#### What is expected
Tally how many lines in the data below include "selected", then please reply with only that figure.

#### Entries provided

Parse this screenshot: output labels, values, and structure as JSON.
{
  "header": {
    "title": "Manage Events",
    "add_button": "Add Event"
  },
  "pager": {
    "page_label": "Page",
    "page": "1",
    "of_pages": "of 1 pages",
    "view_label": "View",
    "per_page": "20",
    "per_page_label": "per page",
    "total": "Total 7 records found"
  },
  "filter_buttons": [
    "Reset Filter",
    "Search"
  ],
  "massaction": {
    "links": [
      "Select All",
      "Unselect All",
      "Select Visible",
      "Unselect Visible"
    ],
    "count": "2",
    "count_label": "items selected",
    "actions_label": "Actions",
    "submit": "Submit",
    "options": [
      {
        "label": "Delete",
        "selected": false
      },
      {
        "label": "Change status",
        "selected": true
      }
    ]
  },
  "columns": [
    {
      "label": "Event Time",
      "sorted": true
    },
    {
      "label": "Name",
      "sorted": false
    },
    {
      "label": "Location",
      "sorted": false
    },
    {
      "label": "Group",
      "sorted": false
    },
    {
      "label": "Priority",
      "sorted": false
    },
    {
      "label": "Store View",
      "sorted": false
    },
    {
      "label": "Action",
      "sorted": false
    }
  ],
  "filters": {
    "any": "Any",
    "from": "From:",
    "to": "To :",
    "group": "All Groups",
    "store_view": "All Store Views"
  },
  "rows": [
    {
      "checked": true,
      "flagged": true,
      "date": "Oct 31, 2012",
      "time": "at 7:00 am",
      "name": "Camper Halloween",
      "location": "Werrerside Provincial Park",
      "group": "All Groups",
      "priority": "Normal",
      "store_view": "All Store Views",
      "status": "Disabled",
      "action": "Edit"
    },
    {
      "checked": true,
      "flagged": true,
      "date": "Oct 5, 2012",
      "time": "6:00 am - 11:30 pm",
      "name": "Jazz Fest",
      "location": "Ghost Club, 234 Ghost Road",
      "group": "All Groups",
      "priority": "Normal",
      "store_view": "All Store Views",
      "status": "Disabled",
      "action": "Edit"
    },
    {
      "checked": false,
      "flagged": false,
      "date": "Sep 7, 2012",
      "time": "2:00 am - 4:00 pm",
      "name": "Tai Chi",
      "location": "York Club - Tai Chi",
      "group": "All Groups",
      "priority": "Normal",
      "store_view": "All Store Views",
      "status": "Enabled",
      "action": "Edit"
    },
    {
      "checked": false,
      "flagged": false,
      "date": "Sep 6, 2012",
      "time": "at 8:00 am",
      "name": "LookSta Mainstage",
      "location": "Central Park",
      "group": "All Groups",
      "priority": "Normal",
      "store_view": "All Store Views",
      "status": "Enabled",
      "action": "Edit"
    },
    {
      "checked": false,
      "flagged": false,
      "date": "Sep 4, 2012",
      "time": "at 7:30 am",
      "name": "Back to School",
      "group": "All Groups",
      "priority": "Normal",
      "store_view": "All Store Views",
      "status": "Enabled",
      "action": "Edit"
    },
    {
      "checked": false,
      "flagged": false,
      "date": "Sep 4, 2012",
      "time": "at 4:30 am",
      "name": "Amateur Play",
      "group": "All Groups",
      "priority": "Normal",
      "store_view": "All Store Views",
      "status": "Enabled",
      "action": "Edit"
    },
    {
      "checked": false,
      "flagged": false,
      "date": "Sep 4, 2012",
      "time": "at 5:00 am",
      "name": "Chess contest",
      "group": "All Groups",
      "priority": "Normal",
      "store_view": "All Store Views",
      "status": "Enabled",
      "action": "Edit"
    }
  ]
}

#### Solution for this exercise
3